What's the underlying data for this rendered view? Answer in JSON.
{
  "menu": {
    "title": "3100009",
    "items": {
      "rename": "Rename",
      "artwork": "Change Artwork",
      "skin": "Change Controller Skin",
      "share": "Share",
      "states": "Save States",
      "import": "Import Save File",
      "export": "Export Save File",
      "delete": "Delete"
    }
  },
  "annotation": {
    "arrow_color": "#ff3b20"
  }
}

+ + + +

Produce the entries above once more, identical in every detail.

What's the underlying data for this rendered view? Answer in JSON.
{
  "menu": {
    "title": "3100009",
    "items": {
      "rename": "Rename",
      "artwork": "Change Artwork",
      "skin": "Change Controller Skin",
      "share": "Share",
      "states": "Save States",
      "import": "Import Save File",
      "export": "Export Save File",
      "delete": "Delete"
    }
  },
  "annotation": {
    "arrow_color": "#ff3b20"
  }
}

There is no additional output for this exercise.